### Provided information
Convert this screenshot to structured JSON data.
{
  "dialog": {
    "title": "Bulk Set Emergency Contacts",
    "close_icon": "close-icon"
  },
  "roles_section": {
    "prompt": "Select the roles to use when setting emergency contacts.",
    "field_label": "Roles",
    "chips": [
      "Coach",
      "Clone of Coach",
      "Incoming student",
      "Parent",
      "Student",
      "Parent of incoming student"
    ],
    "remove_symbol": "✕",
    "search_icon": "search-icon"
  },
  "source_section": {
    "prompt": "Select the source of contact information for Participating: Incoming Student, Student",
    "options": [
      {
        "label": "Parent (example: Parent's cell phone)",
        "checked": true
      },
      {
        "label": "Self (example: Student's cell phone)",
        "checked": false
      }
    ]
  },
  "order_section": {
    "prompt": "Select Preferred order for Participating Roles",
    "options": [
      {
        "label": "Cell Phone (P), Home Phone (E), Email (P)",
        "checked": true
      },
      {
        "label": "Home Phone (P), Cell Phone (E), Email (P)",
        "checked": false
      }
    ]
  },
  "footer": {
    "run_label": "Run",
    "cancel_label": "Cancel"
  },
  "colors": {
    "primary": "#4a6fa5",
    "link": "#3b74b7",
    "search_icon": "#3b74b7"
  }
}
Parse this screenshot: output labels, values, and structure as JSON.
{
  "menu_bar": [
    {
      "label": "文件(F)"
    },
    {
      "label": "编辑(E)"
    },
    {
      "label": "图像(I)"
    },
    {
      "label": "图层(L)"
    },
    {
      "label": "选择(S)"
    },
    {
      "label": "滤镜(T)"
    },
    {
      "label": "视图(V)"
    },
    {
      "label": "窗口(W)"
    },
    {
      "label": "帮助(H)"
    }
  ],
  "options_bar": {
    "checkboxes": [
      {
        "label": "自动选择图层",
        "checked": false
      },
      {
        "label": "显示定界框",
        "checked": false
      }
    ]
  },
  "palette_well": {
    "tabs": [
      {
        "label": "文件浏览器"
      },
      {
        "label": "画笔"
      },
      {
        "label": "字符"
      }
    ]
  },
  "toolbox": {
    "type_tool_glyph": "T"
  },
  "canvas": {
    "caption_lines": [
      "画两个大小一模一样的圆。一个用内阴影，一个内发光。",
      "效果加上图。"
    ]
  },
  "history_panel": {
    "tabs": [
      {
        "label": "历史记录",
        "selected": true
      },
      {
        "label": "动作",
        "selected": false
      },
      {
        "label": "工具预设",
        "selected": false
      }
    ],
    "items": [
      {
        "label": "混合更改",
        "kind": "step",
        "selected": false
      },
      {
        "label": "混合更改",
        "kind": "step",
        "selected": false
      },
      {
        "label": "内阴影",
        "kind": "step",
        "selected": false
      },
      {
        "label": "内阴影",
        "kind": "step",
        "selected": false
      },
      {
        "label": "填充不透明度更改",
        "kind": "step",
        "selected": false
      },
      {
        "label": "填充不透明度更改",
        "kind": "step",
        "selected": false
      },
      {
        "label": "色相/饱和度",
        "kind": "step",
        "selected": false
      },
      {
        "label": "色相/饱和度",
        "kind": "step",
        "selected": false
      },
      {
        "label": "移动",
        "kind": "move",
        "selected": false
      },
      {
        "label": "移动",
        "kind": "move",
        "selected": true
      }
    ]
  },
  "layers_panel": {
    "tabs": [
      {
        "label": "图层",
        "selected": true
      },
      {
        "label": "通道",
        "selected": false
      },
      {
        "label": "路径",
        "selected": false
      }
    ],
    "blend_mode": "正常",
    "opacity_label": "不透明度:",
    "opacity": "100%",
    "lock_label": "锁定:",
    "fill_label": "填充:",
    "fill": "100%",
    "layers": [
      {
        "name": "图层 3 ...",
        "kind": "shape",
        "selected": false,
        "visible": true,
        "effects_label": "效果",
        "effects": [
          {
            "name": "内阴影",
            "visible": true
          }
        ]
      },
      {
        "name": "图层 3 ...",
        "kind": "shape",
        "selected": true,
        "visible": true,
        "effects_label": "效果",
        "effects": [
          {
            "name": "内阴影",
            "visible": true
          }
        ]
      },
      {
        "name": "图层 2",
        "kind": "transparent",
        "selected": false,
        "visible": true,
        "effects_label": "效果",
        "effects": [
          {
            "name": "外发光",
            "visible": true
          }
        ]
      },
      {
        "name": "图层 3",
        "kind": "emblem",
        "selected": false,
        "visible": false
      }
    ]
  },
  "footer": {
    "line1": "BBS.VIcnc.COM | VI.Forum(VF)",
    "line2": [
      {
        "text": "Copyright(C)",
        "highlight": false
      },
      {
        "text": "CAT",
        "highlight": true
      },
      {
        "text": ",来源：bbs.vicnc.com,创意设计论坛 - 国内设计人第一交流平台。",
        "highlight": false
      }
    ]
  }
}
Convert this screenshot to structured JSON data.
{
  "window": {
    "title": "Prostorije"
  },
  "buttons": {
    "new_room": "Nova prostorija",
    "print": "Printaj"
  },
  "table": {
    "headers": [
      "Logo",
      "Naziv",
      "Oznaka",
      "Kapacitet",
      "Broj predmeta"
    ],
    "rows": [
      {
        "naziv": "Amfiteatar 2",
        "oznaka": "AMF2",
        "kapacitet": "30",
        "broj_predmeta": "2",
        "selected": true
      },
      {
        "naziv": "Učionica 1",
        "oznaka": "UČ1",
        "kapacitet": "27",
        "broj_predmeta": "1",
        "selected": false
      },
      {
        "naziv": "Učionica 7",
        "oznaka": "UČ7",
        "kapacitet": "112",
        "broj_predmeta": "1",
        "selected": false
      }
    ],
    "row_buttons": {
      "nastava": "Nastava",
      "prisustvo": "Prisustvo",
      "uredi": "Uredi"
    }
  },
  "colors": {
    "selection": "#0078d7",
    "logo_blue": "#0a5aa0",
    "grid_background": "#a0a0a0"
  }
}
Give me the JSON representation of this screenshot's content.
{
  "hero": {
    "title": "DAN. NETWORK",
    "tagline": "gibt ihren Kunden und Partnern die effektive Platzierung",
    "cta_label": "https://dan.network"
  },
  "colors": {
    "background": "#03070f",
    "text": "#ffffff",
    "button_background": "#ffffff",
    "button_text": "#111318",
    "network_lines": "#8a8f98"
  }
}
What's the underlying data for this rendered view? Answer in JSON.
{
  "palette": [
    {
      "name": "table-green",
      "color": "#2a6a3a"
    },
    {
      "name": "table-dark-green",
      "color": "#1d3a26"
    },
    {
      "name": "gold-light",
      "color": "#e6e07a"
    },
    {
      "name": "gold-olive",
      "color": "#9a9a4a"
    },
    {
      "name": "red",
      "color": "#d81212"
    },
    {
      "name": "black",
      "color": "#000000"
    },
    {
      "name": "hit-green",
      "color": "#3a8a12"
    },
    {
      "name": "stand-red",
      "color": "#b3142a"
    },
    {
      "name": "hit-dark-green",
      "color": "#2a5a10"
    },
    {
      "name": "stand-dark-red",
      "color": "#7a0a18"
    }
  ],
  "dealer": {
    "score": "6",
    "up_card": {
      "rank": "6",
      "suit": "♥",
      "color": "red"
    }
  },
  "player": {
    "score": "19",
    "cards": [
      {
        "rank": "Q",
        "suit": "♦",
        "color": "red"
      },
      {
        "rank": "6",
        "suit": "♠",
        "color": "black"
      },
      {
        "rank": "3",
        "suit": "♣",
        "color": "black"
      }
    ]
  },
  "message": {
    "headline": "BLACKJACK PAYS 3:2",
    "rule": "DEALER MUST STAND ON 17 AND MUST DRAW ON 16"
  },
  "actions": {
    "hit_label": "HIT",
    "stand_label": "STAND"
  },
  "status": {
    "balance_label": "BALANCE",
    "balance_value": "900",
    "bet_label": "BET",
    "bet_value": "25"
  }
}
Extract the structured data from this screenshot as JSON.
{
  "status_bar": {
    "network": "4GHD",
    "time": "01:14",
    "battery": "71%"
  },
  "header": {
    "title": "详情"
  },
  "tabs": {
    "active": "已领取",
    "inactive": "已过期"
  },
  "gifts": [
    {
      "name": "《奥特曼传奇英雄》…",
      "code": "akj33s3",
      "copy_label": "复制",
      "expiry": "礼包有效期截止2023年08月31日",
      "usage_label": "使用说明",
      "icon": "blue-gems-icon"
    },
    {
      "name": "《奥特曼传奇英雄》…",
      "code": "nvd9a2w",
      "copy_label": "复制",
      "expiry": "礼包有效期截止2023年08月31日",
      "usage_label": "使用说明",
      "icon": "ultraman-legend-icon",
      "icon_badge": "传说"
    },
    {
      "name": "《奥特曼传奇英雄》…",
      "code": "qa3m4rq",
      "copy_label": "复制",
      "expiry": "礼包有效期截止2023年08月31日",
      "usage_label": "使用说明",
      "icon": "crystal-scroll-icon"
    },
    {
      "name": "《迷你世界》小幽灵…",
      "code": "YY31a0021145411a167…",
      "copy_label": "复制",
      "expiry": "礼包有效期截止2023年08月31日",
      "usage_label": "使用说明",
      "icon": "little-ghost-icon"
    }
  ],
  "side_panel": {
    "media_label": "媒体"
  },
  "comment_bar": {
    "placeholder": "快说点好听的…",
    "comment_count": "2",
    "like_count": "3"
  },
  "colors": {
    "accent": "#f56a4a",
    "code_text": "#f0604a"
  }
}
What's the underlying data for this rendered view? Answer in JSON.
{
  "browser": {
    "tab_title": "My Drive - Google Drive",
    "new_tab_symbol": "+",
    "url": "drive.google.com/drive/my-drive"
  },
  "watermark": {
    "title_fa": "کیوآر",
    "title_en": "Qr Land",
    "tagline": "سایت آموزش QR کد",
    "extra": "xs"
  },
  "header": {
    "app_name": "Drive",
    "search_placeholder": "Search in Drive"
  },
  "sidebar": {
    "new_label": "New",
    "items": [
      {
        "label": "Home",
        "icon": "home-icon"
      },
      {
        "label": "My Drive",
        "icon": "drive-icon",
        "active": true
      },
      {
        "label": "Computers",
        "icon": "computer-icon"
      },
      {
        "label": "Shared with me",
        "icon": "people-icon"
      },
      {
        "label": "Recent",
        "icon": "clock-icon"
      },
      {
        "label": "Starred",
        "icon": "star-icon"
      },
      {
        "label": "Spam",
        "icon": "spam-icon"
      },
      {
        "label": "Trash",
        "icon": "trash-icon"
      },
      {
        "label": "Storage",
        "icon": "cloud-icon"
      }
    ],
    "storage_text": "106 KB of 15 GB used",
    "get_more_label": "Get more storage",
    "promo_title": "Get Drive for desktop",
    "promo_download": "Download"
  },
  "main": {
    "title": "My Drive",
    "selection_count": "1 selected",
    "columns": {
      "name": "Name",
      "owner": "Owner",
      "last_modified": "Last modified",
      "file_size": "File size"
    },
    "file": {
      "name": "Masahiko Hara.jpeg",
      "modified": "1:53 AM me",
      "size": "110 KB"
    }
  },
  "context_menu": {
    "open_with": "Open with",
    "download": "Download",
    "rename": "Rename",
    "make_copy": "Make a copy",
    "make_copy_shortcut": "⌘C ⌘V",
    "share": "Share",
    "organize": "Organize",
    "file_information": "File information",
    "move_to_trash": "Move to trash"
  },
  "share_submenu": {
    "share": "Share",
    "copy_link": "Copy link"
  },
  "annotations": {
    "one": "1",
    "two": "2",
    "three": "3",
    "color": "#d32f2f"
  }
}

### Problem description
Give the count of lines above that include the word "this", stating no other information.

### Written response
7